[What needs to be done] Please tell how many of the lines below contain "datetime", using only a number.

[Page and application data records]
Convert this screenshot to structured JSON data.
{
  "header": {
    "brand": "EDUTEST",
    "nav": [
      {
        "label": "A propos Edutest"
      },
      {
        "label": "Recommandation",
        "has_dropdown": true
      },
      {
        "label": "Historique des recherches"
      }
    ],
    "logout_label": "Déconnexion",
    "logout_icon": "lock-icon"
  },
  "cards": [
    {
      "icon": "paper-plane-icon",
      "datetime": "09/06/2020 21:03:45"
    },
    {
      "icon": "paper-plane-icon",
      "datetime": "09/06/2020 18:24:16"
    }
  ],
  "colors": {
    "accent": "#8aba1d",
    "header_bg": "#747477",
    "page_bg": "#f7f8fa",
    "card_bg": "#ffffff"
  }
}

[Exercise output] 2